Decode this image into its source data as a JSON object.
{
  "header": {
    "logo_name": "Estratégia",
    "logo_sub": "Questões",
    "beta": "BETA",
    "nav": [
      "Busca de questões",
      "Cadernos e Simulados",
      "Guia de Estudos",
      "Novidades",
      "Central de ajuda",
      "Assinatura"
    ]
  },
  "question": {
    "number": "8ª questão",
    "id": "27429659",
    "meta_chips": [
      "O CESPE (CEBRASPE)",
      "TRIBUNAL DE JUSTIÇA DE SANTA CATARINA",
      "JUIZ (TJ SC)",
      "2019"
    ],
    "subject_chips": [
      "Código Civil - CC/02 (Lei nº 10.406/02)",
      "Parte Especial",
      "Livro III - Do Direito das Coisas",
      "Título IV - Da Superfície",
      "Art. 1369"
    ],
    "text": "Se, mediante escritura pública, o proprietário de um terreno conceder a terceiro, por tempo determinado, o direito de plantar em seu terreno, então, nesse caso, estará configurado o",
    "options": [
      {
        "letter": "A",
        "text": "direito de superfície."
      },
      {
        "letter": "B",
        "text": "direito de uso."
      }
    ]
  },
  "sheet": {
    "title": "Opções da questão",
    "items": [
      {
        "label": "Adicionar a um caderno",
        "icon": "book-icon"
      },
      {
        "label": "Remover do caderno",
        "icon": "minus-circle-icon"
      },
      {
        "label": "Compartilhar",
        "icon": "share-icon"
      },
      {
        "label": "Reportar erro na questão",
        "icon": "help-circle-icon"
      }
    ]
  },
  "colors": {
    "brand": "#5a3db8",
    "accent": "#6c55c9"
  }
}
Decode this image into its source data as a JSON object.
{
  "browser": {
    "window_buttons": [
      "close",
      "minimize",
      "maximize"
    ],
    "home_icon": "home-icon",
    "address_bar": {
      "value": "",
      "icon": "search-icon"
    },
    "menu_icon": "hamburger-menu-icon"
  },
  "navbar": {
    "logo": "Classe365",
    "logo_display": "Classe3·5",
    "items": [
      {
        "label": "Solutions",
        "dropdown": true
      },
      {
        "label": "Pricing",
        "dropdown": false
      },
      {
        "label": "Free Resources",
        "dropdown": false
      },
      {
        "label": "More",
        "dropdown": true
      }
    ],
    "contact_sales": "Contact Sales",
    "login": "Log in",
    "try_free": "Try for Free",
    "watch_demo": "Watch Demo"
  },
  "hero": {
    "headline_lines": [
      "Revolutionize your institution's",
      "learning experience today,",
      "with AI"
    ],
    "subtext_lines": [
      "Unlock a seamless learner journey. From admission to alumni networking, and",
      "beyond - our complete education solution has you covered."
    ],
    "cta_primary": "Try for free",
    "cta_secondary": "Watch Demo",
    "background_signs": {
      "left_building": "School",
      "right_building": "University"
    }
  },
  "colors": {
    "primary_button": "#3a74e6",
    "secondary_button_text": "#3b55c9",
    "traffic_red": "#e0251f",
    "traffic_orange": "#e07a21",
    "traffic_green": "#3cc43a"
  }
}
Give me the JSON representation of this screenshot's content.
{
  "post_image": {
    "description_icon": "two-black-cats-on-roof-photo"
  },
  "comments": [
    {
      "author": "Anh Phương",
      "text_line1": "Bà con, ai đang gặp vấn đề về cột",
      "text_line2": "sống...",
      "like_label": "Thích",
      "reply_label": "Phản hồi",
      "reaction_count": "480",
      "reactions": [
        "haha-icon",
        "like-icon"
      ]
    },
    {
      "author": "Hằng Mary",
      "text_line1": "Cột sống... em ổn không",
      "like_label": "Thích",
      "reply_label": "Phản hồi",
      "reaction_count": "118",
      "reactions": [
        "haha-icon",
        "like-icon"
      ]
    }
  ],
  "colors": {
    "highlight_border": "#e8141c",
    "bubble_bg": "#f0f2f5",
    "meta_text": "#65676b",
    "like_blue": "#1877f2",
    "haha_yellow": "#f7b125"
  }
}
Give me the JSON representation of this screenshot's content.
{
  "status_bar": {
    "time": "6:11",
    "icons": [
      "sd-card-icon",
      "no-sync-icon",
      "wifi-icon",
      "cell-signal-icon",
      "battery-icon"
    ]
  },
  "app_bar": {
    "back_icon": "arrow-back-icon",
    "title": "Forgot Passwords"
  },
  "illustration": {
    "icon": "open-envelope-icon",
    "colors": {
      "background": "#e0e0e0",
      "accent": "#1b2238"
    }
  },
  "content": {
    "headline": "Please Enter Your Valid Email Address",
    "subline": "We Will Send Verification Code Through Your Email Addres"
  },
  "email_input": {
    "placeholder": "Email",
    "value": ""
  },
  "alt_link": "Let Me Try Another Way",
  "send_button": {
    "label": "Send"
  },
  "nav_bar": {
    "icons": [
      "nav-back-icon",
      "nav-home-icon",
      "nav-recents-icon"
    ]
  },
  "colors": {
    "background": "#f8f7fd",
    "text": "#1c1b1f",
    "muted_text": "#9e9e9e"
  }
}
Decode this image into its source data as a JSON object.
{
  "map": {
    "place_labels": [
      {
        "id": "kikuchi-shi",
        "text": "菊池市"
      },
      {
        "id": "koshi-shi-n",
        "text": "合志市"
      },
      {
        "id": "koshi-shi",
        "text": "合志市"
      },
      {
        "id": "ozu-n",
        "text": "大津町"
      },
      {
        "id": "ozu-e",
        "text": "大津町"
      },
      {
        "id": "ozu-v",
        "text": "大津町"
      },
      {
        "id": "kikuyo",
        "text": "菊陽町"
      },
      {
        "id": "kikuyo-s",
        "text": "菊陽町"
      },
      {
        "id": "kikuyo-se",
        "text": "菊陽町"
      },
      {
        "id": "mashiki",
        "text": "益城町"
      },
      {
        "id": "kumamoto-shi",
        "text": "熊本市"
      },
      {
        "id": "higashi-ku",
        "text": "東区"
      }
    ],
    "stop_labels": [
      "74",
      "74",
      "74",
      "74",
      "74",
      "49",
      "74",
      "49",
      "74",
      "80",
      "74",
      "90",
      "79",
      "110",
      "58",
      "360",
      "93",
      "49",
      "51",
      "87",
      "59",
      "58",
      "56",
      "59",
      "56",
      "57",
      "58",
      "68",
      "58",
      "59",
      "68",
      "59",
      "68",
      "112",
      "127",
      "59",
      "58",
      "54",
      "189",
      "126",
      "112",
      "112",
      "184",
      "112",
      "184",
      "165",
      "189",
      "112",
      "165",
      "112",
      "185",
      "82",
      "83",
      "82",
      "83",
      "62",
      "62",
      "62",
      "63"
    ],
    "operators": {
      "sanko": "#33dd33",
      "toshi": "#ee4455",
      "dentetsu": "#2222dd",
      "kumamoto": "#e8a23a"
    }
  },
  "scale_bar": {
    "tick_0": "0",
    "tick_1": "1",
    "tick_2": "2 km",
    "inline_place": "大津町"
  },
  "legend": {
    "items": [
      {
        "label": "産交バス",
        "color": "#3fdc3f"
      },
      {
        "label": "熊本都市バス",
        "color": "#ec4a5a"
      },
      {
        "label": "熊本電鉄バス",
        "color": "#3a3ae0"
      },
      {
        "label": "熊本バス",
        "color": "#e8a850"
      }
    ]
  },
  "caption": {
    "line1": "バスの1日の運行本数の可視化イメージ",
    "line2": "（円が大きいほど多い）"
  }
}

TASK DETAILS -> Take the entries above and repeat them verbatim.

WRITTEN REPLY ->
Decode this image into its source data as a JSON object.
{
  "header": {
    "logo_name": "Estratégia",
    "logo_sub": "Questões",
    "beta": "BETA",
    "nav": [
      "Busca de questões",
      "Cadernos e Simulados",
      "Guia de Estudos",
      "Novidades",
      "Central de ajuda",
      "Assinatura"
    ]
  },
  "question": {
    "number": "8ª questão",
    "id": "27429659",
    "meta_chips": [
      "O CESPE (CEBRASPE)",
      "TRIBUNAL DE JUSTIÇA DE SANTA CATARINA",
      "JUIZ (TJ SC)",
      "2019"
    ],
    "subject_chips": [
      "Código Civil - CC/02 (Lei nº 10.406/02)",
      "Parte Especial",
      "Livro III - Do Direito das Coisas",
      "Título IV - Da Superfície",
      "Art. 1369"
    ],
    "text": "Se, mediante escritura pública, o proprietário de um terreno conceder a terceiro, por tempo determinado, o direito de plantar em seu terreno, então, nesse caso, estará configurado o",
    "options": [
      {
        "letter": "A",
        "text": "direito de superfície."
      },
      {
        "letter": "B",
        "text": "direito de uso."
      }
    ]
  },
  "sheet": {
    "title": "Opções da questão",
    "items": [
      {
        "label": "Adicionar a um caderno",
        "icon": "book-icon"
      },
      {
        "label": "Remover do caderno",
        "icon": "minus-circle-icon"
      },
      {
        "label": "Compartilhar",
        "icon": "share-icon"
      },
      {
        "label": "Reportar erro na questão",
        "icon": "help-circle-icon"
      }
    ]
  },
  "colors": {
    "brand": "#5a3db8",
    "accent": "#6c55c9"
  }
}
Decode this image into its source data as a JSON object.
{
  "browser": {
    "window_buttons": [
      "close",
      "minimize",
      "maximize"
    ],
    "home_icon": "home-icon",
    "address_bar": {
      "value": "",
      "icon": "search-icon"
    },
    "menu_icon": "hamburger-menu-icon"
  },
  "navbar": {
    "logo": "Classe365",
    "logo_display": "Classe3·5",
    "items": [
      {
        "label": "Solutions",
        "dropdown": true
      },
      {
        "label": "Pricing",
        "dropdown": false
      },
      {
        "label": "Free Resources",
        "dropdown": false
      },
      {
        "label": "More",
        "dropdown": true
      }
    ],
    "contact_sales": "Contact Sales",
    "login": "Log in",
    "try_free": "Try for Free",
    "watch_demo": "Watch Demo"
  },
  "hero": {
    "headline_lines": [
      "Revolutionize your institution's",
      "learning experience today,",
      "with AI"
    ],
    "subtext_lines": [
      "Unlock a seamless learner journey. From admission to alumni networking, and",
      "beyond - our complete education solution has you covered."
    ],
    "cta_primary": "Try for free",
    "cta_secondary": "Watch Demo",
    "background_signs": {
      "left_building": "School",
      "right_building": "University"
    }
  },
  "colors": {
    "primary_button": "#3a74e6",
    "secondary_button_text": "#3b55c9",
    "traffic_red": "#e0251f",
    "traffic_orange": "#e07a21",
    "traffic_green": "#3cc43a"
  }
}
Give me the JSON representation of this screenshot's content.
{
  "post_image": {
    "description_icon": "two-black-cats-on-roof-photo"
  },
  "comments": [
    {
      "author": "Anh Phương",
      "text_line1": "Bà con, ai đang gặp vấn đề về cột",
      "text_line2": "sống...",
      "like_label": "Thích",
      "reply_label": "Phản hồi",
      "reaction_count": "480",
      "reactions": [
        "haha-icon",
        "like-icon"
      ]
    },
    {
      "author": "Hằng Mary",
      "text_line1": "Cột sống... em ổn không",
      "like_label": "Thích",
      "reply_label": "Phản hồi",
      "reaction_count": "118",
      "reactions": [
        "haha-icon",
        "like-icon"
      ]
    }
  ],
  "colors": {
    "highlight_border": "#e8141c",
    "bubble_bg": "#f0f2f5",
    "meta_text": "#65676b",
    "like_blue": "#1877f2",
    "haha_yellow": "#f7b125"
  }
}
Give me the JSON representation of this screenshot's content.
{
  "status_bar": {
    "time": "6:11",
    "icons": [
      "sd-card-icon",
      "no-sync-icon",
      "wifi-icon",
      "cell-signal-icon",
      "battery-icon"
    ]
  },
  "app_bar": {
    "back_icon": "arrow-back-icon",
    "title": "Forgot Passwords"
  },
  "illustration": {
    "icon": "open-envelope-icon",
    "colors": {
      "background": "#e0e0e0",
      "accent": "#1b2238"
    }
  },
  "content": {
    "headline": "Please Enter Your Valid Email Address",
    "subline": "We Will Send Verification Code Through Your Email Addres"
  },
  "email_input": {
    "placeholder": "Email",
    "value": ""
  },
  "alt_link": "Let Me Try Another Way",
  "send_button": {
    "label": "Send"
  },
  "nav_bar": {
    "icons": [
      "nav-back-icon",
      "nav-home-icon",
      "nav-recents-icon"
    ]
  },
  "colors": {
    "background": "#f8f7fd",
    "text": "#1c1b1f",
    "muted_text": "#9e9e9e"
  }
}
Decode this image into its source data as a JSON object.
{
  "map": {
    "place_labels": [
      {
        "id": "kikuchi-shi",
        "text": "菊池市"
      },
      {
        "id": "koshi-shi-n",
        "text": "合志市"
      },
      {
        "id": "koshi-shi",
        "text": "合志市"
      },
      {
        "id": "ozu-n",
        "text": "大津町"
      },
      {
        "id": "ozu-e",
        "text": "大津町"
      },
      {
        "id": "ozu-v",
        "text": "大津町"
      },
      {
        "id": "kikuyo",
        "text": "菊陽町"
      },
      {
        "id": "kikuyo-s",
        "text": "菊陽町"
      },
      {
        "id": "kikuyo-se",
        "text": "菊陽町"
      },
      {
        "id": "mashiki",
        "text": "益城町"
      },
      {
        "id": "kumamoto-shi",
        "text": "熊本市"
      },
      {
        "id": "higashi-ku",
        "text": "東区"
      }
    ],
    "stop_labels": [
      "74",
      "74",
      "74",
      "74",
      "74",
      "49",
      "74",
      "49",
      "74",
      "80",
      "74",
      "90",
      "79",
      "110",
      "58",
      "360",
      "93",
      "49",
      "51",
      "87",
      "59",
      "58",
      "56",
      "59",
      "56",
      "57",
      "58",
      "68",
      "58",
      "59",
      "68",
      "59",
      "68",
      "112",
      "127",
      "59",
      "58",
      "54",
      "189",
      "126",
      "112",
      "112",
      "184",
      "112",
      "184",
      "165",
      "189",
      "112",
      "165",
      "112",
      "185",
      "82",
      "83",
      "82",
      "83",
      "62",
      "62",
      "62",
      "63"
    ],
    "operators": {
      "sanko": "#33dd33",
      "toshi": "#ee4455",
      "dentetsu": "#2222dd",
      "kumamoto": "#e8a23a"
    }
  },
  "scale_bar": {
    "tick_0": "0",
    "tick_1": "1",
    "tick_2": "2 km",
    "inline_place": "大津町"
  },
  "legend": {
    "items": [
      {
        "label": "産交バス",
        "color": "#3fdc3f"
      },
      {
        "label": "熊本都市バス",
        "color": "#ec4a5a"
      },
      {
        "label": "熊本電鉄バス",
        "color": "#3a3ae0"
      },
      {
        "label": "熊本バス",
        "color": "#e8a850"
      }
    ]
  },
  "caption": {
    "line1": "バスの1日の運行本数の可視化イメージ",
    "line2": "（円が大きいほど多い）"
  }
}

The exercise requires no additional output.